While none of us set out to raise our children to become entitled, unmotivated, irresponsible young adults, many of us treat our precious offspring as if that is exactly what we are trying to do.
Self-confidence and self-reliance go hand in hand.
Do you remember when your three year old pushed you aside and stated strongly “I can do it myself“?
When is the last time you heard that from your 23 year old?
Have you accidentally spent the last 20 years undoing your child’s in-born desire to be self-reliant?
Better for My Kids
We all want our kids to have it better then we had it. The problem lies in defining what better is. At first blush, many of us would say we want our kids to have it easier, to not have to struggle as we did when we were young, broke, and inexperienced.
Let us think about that for a minute. Who would you be without those times? How strong would your marriage be? Chances are, those early hard times taught you to depend on yourself and your spouse. You grew confidence and competence every time you worked hard to overcome your lack of money and experience. I bet some of your best stories come from those times. In fact, I would venture that those “hard times” were some of the best times of your life.
Do you really want to rob your children of that?
Does your adult or near adult child call you first when they have a problem? If so, are they just telling you what’s going on, asking for advice or expecting you to solve the problem?
Cindy wakes alone to find the kitchen standing 2 inches deep in water. She dials dad and in a panic and describes the mess.
When Nancy is in the same situation, she quickly tosses a hand full of towels on the floor and proceeds to investigate. Finding the source to be the water heater, she calls dad and calmly explains the situation and asks him what she should do.
Sherry’s response to the flooded kitchen involves finding the source of the leak, shutting off the water, using the wet vacuum to dry the mess and finally calling a plumber to replace the water heater.
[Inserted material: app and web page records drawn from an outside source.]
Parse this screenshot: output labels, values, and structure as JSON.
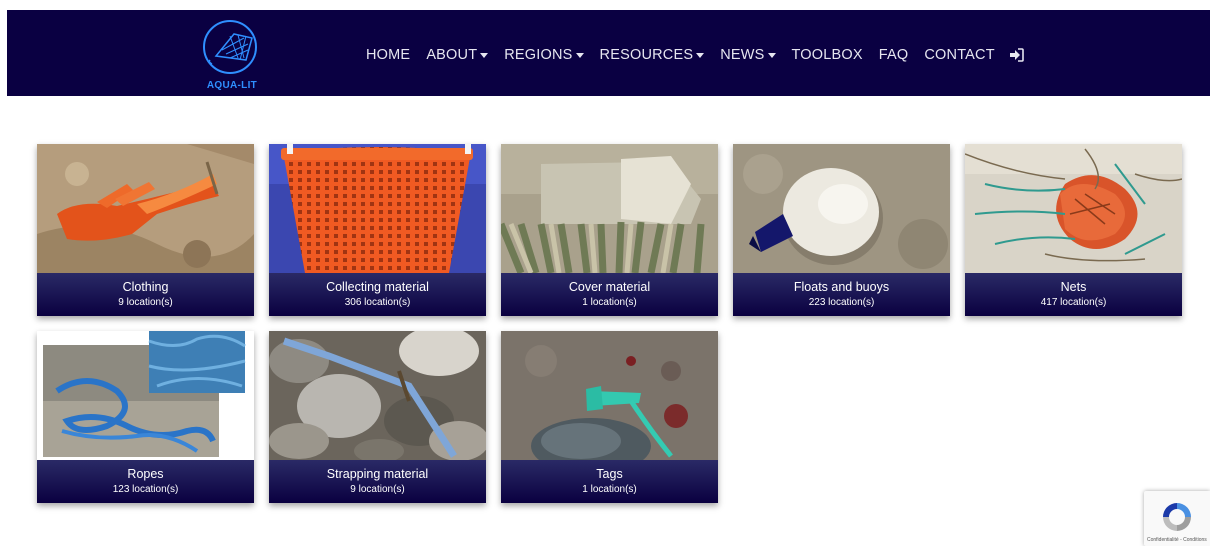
{
  "brand": {
    "logo_text": "AQUA-LIT"
  },
  "nav": {
    "items": [
      {
        "label": "HOME",
        "dropdown": false
      },
      {
        "label": "ABOUT",
        "dropdown": true
      },
      {
        "label": "REGIONS",
        "dropdown": true
      },
      {
        "label": "RESOURCES",
        "dropdown": true
      },
      {
        "label": "NEWS",
        "dropdown": true
      },
      {
        "label": "TOOLBOX",
        "dropdown": false
      },
      {
        "label": "FAQ",
        "dropdown": false
      },
      {
        "label": "CONTACT",
        "dropdown": false
      }
    ],
    "login_icon": "sign-in-icon"
  },
  "categories": [
    {
      "title": "Clothing",
      "count": "9 location(s)"
    },
    {
      "title": "Collecting material",
      "count": "306 location(s)"
    },
    {
      "title": "Cover material",
      "count": "1 location(s)"
    },
    {
      "title": "Floats and buoys",
      "count": "223 location(s)"
    },
    {
      "title": "Nets",
      "count": "417 location(s)"
    },
    {
      "title": "Ropes",
      "count": "123 location(s)"
    },
    {
      "title": "Strapping material",
      "count": "9 location(s)"
    },
    {
      "title": "Tags",
      "count": "1 location(s)"
    }
  ],
  "recaptcha": {
    "footer": "Confidentialité - Conditions",
    "icon": "recaptcha-icon"
  },
  "colors": {
    "navbar": "#0a0042",
    "caption_top": "#2a2a66",
    "caption_bottom": "#0a0040",
    "logo": "#2f8fff"
  }
}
She tells dad a humor -filled story about the problem 5 days later.
Growing up, Sherry was required to be an active and helpful participate in all manner of household chores. She helped cut grass, paint rooms, fix squeaky hinges. Even though many chores took longer and were done with less perfection because the kids were involved, Sherry’s parents valued the competencies that their kids developed by participating.
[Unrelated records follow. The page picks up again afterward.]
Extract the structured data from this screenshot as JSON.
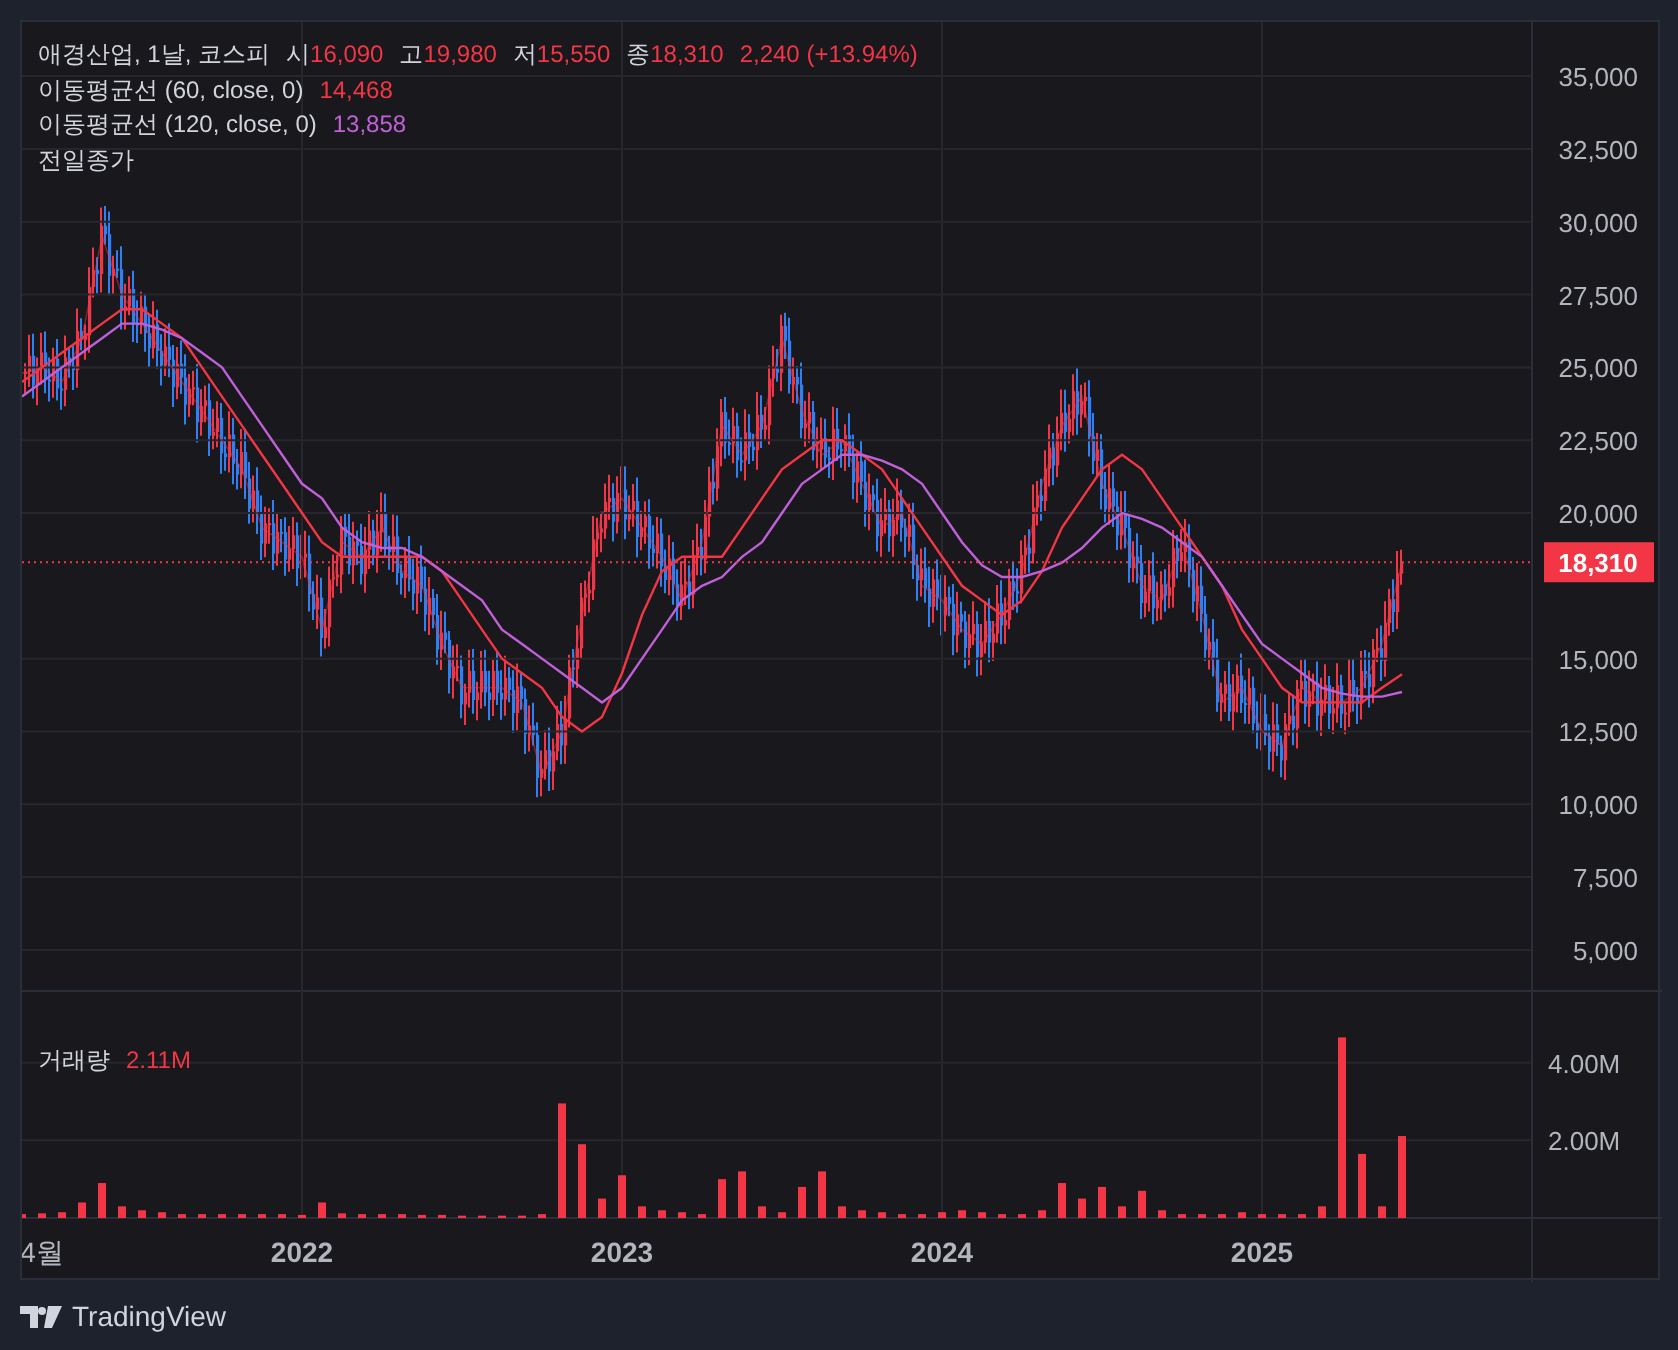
{
  "legend": {
    "title_suffix": ", 1날, 코스피",
    "ohlc": [
      {
        "label": "시",
        "value": "16,090"
      },
      {
        "label": "고",
        "value": "19,980"
      },
      {
        "label": "저",
        "value": "15,550"
      },
      {
        "label": "종",
        "value": "18,310"
      }
    ],
    "change": "2,240 (+13.94%)",
    "indicator_values": [
      "14,468",
      "13,858"
    ],
    "prev_close_label": "전일종가"
  },
  "price_chart": {
    "chart_data": {
      "type": "line",
      "grid": true,
      "ylim": [
        3624,
        36858
      ],
      "ref_lines": [
        {
          "axis": "y",
          "value": 18310,
          "label": "18,310",
          "color": "#f23645"
        }
      ],
      "yticks": [
        {
          "value": 35000,
          "label": "35,000"
        },
        {
          "value": 32500,
          "label": "32,500"
        },
        {
          "value": 30000,
          "label": "30,000"
        },
        {
          "value": 27500,
          "label": "27,500"
        },
        {
          "value": 25000,
          "label": "25,000"
        },
        {
          "value": 22500,
          "label": "22,500"
        },
        {
          "value": 20000,
          "label": "20,000"
        },
        {
          "value": 15000,
          "label": "15,000"
        },
        {
          "value": 12500,
          "label": "12,500"
        },
        {
          "value": 10000,
          "label": "10,000"
        },
        {
          "value": 7500,
          "label": "7,500"
        },
        {
          "value": 5000,
          "label": "5,000"
        }
      ],
      "series": [
        {
          "name": "애경산업",
          "color": "#f23645",
          "values": [
            24800,
            25000,
            24500,
            26000,
            29500,
            27500,
            26500,
            25500,
            24500,
            23500,
            22500,
            21500,
            19500,
            19000,
            18500,
            16000,
            19000,
            18500,
            19500,
            18000,
            17500,
            15500,
            14000,
            14000,
            14000,
            13500,
            11000,
            12500,
            16500,
            20000,
            20500,
            19500,
            18500,
            17000,
            19000,
            23000,
            22000,
            23000,
            26000,
            23500,
            22000,
            22500,
            21000,
            19500,
            20000,
            17500,
            17000,
            16000,
            15500,
            16500,
            18000,
            21000,
            23000,
            24000,
            21000,
            19500,
            17500,
            17000,
            19000,
            16500,
            13500,
            14000,
            12500,
            12000,
            14000,
            13500,
            13500,
            14000,
            15500,
            18310
          ]
        },
        {
          "name": "이동평균선 (60, close, 0)",
          "color": "#f23645",
          "values": [
            24500,
            25000,
            25500,
            26000,
            26500,
            27000,
            27000,
            26500,
            26000,
            25000,
            24000,
            23000,
            22000,
            21000,
            20000,
            19000,
            18500,
            18500,
            18500,
            18500,
            18500,
            18000,
            17000,
            16000,
            15000,
            14500,
            14000,
            13000,
            12500,
            13000,
            14500,
            16500,
            18000,
            18500,
            18500,
            18500,
            19500,
            20500,
            21500,
            22000,
            22500,
            22500,
            22000,
            21500,
            20500,
            19500,
            18500,
            17500,
            17000,
            16500,
            17000,
            18000,
            19500,
            20500,
            21500,
            22000,
            21500,
            20500,
            19500,
            18500,
            17500,
            16000,
            15000,
            14000,
            13500,
            13500,
            13500,
            13500,
            14000,
            14468
          ]
        },
        {
          "name": "이동평균선 (120, close, 0)",
          "color": "#c060d8",
          "values": [
            24000,
            24500,
            25000,
            25500,
            26000,
            26500,
            26500,
            26300,
            26000,
            25500,
            25000,
            24000,
            23000,
            22000,
            21000,
            20500,
            19500,
            19000,
            18800,
            18800,
            18500,
            18000,
            17500,
            17000,
            16000,
            15500,
            15000,
            14500,
            14000,
            13500,
            14000,
            15000,
            16000,
            17000,
            17500,
            17800,
            18500,
            19000,
            20000,
            21000,
            21500,
            22000,
            22000,
            21800,
            21500,
            21000,
            20000,
            19000,
            18200,
            17800,
            17800,
            18000,
            18300,
            18800,
            19500,
            20000,
            19800,
            19500,
            19000,
            18500,
            17500,
            16500,
            15500,
            15000,
            14500,
            14000,
            13800,
            13700,
            13700,
            13858
          ]
        }
      ]
    }
  },
  "volume_chart": {
    "value": "2.11M",
    "chart_data": {
      "type": "bar",
      "grid": true,
      "ylim": [
        0,
        5870000
      ],
      "categories": [
        null,
        "4월",
        null,
        null,
        null,
        null,
        null,
        null,
        null,
        null,
        null,
        null,
        null,
        null,
        "2022",
        null,
        null,
        null,
        null,
        null,
        null,
        null,
        null,
        null,
        null,
        null,
        null,
        null,
        null,
        null,
        "2023",
        null,
        null,
        null,
        null,
        null,
        null,
        null,
        null,
        null,
        null,
        null,
        null,
        null,
        null,
        null,
        "2024",
        null,
        null,
        null,
        null,
        null,
        null,
        null,
        null,
        null,
        null,
        null,
        null,
        null,
        null,
        null,
        "2025",
        null,
        null,
        null,
        null,
        null,
        null,
        null
      ],
      "yticks": [
        {
          "value": 4000000,
          "label": "4.00M"
        },
        {
          "value": 2000000,
          "label": "2.00M"
        }
      ],
      "series": [
        {
          "name": "거래량",
          "color": "#f23645",
          "values": [
            100000,
            120000,
            150000,
            400000,
            900000,
            300000,
            200000,
            150000,
            100000,
            100000,
            100000,
            100000,
            100000,
            100000,
            80000,
            400000,
            120000,
            100000,
            100000,
            100000,
            80000,
            80000,
            60000,
            60000,
            60000,
            60000,
            100000,
            2950000,
            1900000,
            500000,
            1100000,
            300000,
            200000,
            150000,
            100000,
            1000000,
            1200000,
            300000,
            150000,
            800000,
            1200000,
            300000,
            200000,
            150000,
            100000,
            100000,
            150000,
            200000,
            150000,
            100000,
            100000,
            200000,
            900000,
            500000,
            800000,
            300000,
            700000,
            200000,
            100000,
            100000,
            100000,
            150000,
            100000,
            100000,
            100000,
            300000,
            4650000,
            1650000,
            300000,
            2110000
          ]
        }
      ]
    }
  },
  "branding": "TradingView"
}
Cindy’s dad, on the other hand, had worked hard from a very young age and was determined that his kids should be allowed to “be kids”. Often they stayed in bed all Saturday morning while he took care of the household chores alone.
Sooner or later, most people who have been handed too much start expecting it. The giver is often shocked and angered by the first display of entitlement. They suddenly feel used, not only in the current situation but they often lament of the many times they sacrificed to make the child happy. Have you ever heard a generous giver say something like, “I can’t believe he/she is no longer happy with that car we gave them, I would have been thrilled if someone gave me any car”. Well of course they would have been thrilled. That’s because having purchased all their own cars, they know what a huge gift it is. The receiver, on the other hand, having always been given everything has no real appreciation of the gift.
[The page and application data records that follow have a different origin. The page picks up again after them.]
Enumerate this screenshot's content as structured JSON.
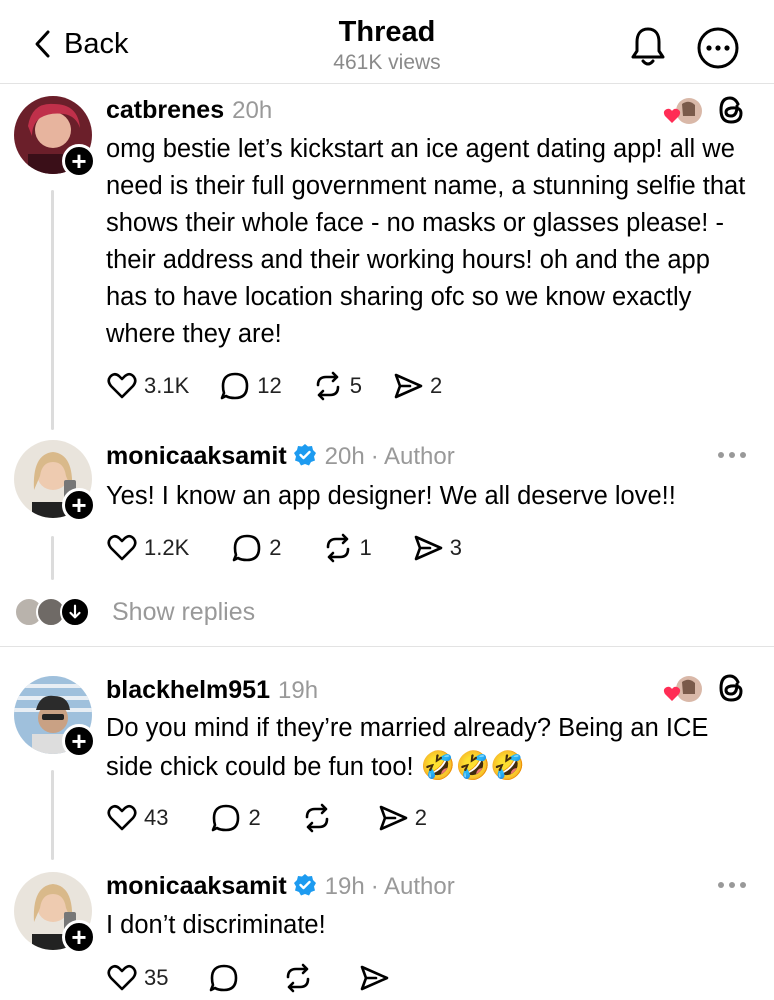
{
  "header": {
    "back_label": "Back",
    "title": "Thread",
    "views": "461K views",
    "icons": [
      "chevron-left-icon",
      "bell-icon",
      "more-icon"
    ]
  },
  "posts": [
    {
      "username": "catbrenes",
      "time": "20h",
      "verified": false,
      "author_tag": "",
      "text": "omg bestie let’s kickstart an ice agent dating app! all we need is their full government name, a stunning selfie that shows their whole face - no masks or glasses please! - their address and their working hours! oh and the app has to have location sharing ofc so we know exactly where they are!",
      "likes": "3.1K",
      "replies": "12",
      "reposts": "5",
      "shares": "2"
    },
    {
      "username": "monicaaksamit",
      "time": "20h",
      "verified": true,
      "author_tag": "· Author",
      "text": "Yes! I know an app designer! We all deserve love!!",
      "likes": "1.2K",
      "replies": "2",
      "reposts": "1",
      "shares": "3"
    },
    {
      "username": "blackhelm951",
      "time": "19h",
      "verified": false,
      "author_tag": "",
      "text": "Do you mind if they’re married already? Being an ICE side chick could be fun too!",
      "emoji": "🤣🤣🤣",
      "likes": "43",
      "replies": "2",
      "reposts": "",
      "shares": "2"
    },
    {
      "username": "monicaaksamit",
      "time": "19h",
      "verified": true,
      "author_tag": "· Author",
      "text": "I don’t discriminate!",
      "likes": "35",
      "replies": "",
      "reposts": "",
      "shares": ""
    }
  ],
  "show_replies": {
    "label": "Show replies"
  },
  "colors": {
    "verified_blue": "#1d9bf0",
    "heart_red": "#ff2d55",
    "muted": "#999999"
  }
}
If you always refuse to allow your adult child to pick up a dinner tab or help with dishes, you have no room to be upset when they quit offering.
When to Give
When and how much to give to our children should be governed by the answers to these questions.
1) Will this gift hurt my child?
We should measure our success as parents in the character of our children. Are they self-reliant, and resourceful? Do they take initiative? Do they take responsibility for their own actions and learn from their mistakes? Do they have compassion and empathy for others?
If your child is solid in these character traits, then most gifts will not harm them; just be cautious that you don’t rob them of life experiences of their age and income level.
If your child is lacking in any of these traits, you really need to stop and consider if this gift will continue to undermine their development. Continuously subsidizing or bailing out adult children only leads to more dependence and eventually an attitude of entitlement.
2) Can I afford it?
In my experience, parents blow the family budget on the kids more then anything else. Living within your means requires that the kids live within your means as well. If you are not out of debt and saving, then the kids should not be wearing Ralph Lauren and driving BMW’s. Say whatever you want about being financially responsible, your children will learn from your actions not your words.
3) Will the gift help them?
Education is a substantial gift that most children benefit from, but even this gift must be given with caution. Most children will take ownership and value their education much more if they must contribute in some significant way to its cost.
Large cash gifts in the form of a down payment for a first home or college savings are often better given in the form of matching funds to money that your child sets aside.
Sometimes you want to give your child something just because you can afford it. There is certainly nothing wrong with this; giving is great fun. Just remember to keep your substantial gifts unexpected and in line with your child’s current stage of character development.
Some of the greatest words you will ever hear from your child’s mouth, whether they are 3 or 33 are:
“I can do it myself.”